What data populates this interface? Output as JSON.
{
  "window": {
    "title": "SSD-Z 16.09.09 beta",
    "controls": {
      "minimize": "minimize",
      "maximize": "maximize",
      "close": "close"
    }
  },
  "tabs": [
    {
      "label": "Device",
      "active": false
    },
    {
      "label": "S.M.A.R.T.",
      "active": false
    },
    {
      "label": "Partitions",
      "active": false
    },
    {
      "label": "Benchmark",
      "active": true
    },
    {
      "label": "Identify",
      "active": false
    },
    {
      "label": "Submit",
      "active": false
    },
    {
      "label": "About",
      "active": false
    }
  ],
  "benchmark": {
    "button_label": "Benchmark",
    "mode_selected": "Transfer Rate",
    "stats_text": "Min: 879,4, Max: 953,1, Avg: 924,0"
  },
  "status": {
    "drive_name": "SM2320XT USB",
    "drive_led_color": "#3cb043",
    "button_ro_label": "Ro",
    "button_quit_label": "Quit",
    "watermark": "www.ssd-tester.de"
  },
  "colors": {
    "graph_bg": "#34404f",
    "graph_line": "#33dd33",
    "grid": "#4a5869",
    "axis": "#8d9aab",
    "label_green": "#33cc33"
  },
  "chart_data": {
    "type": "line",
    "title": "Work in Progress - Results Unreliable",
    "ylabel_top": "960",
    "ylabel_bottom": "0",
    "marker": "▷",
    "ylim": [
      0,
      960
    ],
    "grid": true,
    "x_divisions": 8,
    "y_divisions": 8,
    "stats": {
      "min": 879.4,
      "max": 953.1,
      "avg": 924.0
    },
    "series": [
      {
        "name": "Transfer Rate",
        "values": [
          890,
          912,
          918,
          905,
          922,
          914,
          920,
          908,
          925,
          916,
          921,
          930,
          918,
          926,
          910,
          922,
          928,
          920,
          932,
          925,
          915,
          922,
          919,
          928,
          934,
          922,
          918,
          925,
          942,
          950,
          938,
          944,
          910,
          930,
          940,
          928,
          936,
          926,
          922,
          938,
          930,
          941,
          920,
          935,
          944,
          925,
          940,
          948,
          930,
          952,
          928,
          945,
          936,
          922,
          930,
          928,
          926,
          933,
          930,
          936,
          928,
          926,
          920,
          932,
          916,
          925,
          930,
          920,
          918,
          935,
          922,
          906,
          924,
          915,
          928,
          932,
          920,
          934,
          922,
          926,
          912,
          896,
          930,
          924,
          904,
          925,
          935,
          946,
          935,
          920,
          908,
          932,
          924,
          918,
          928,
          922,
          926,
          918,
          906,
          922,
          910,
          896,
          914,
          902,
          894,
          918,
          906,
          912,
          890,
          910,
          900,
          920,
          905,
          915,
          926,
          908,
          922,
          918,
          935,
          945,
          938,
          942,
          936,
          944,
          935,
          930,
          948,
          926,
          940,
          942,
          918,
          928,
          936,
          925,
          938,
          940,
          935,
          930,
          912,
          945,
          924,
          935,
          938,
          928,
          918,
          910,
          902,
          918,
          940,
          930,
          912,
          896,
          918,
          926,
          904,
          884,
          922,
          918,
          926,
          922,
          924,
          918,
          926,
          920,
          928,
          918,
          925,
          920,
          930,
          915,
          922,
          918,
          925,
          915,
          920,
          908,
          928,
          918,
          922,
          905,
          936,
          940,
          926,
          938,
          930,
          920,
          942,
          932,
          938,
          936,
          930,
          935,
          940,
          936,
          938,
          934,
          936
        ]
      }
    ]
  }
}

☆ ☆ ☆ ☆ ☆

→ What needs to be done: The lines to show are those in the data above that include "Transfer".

→ Solved problem:
    "mode_selected": "Transfer Rate",
        "name": "Transfer Rate",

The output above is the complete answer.